Originally published by CBC News, September 12, 2016

A deadly fish disease discovered for the first time in Canada in late August has now spread to the Bow River, Canadian Food Inspection Agency officials confirmed Monday.

Whirling disease affects trout and salmon, and can cause infected fish to swim in a whirling pattern and die prematurely.

After the disease was first detected in Johnson Lake in Banff National Park, officials began testing nearby waterways to see if it had spread.

They confirmed the presence of whirling disease in the upper Bow River, downstream from the confluence of the Bow River and Cascade River within Banff National Park.

Sample results from the Sam Livingstone Provincial Fish Hatchery in Calgary and the Cold Lake Provincial Hatcheries tested negative.

Work is underway to collect samples from basins immediately adjacent to the Bow River, including the Oldman River and upper Red Deer River watersheds.

Results will be reported by the CFIA as they are received.

Bow River attracts fishers from all over the world

The owner of Calgary-based Out Fly Fishing Outfitters says people come from all over the world to fish for trout on the Bow.

“People come here because they want that hard-fighting, exceptional wild fish,” Josh Nugent explained.

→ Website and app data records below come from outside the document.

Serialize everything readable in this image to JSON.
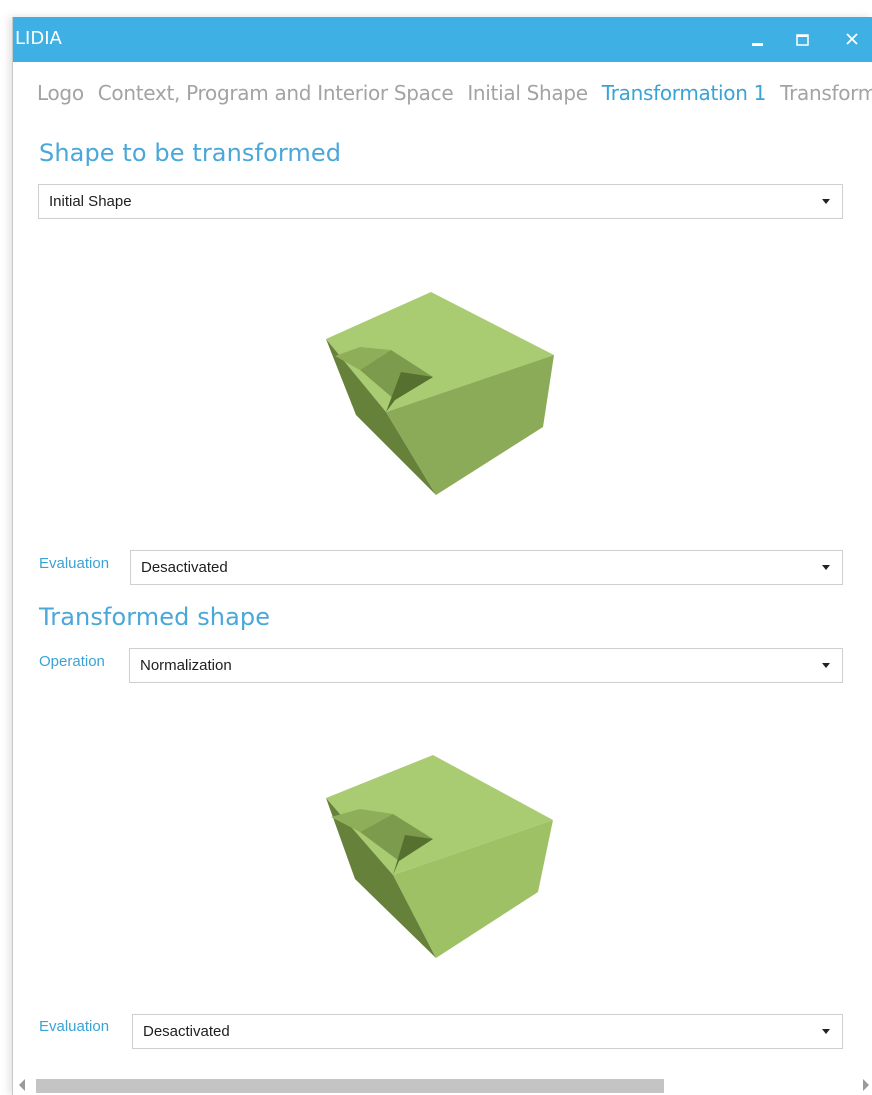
{
  "window": {
    "title": "LIDIA"
  },
  "tabs": [
    {
      "label": "Logo",
      "active": false
    },
    {
      "label": "Context, Program and Interior Space",
      "active": false
    },
    {
      "label": "Initial Shape",
      "active": false
    },
    {
      "label": "Transformation 1",
      "active": true
    },
    {
      "label": "Transform",
      "active": false
    }
  ],
  "section1": {
    "title": "Shape to be transformed",
    "shape_select": {
      "value": "Initial Shape"
    },
    "evaluation": {
      "label": "Evaluation",
      "value": "Desactivated"
    }
  },
  "section2": {
    "title": "Transformed shape",
    "operation": {
      "label": "Operation",
      "value": "Normalization"
    },
    "evaluation": {
      "label": "Evaluation",
      "value": "Desactivated"
    }
  },
  "colors": {
    "titlebar": "#3fb0e3",
    "accent": "#3aa3d6",
    "shape_top": "#a9cc72",
    "shape_side_light": "#8cab58",
    "shape_side_dark": "#66813a"
  },
  "icons": [
    "minimize-icon",
    "maximize-icon",
    "close-icon",
    "dropdown-arrow-icon",
    "scroll-left-icon",
    "scroll-right-icon"
  ]
}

“If whirling disease were to take hold on the river, it gives people less reason to come here.”

To read more visit CBC News. Photo courtesy of Mike Lawrence/The Gleaner/Associated Press.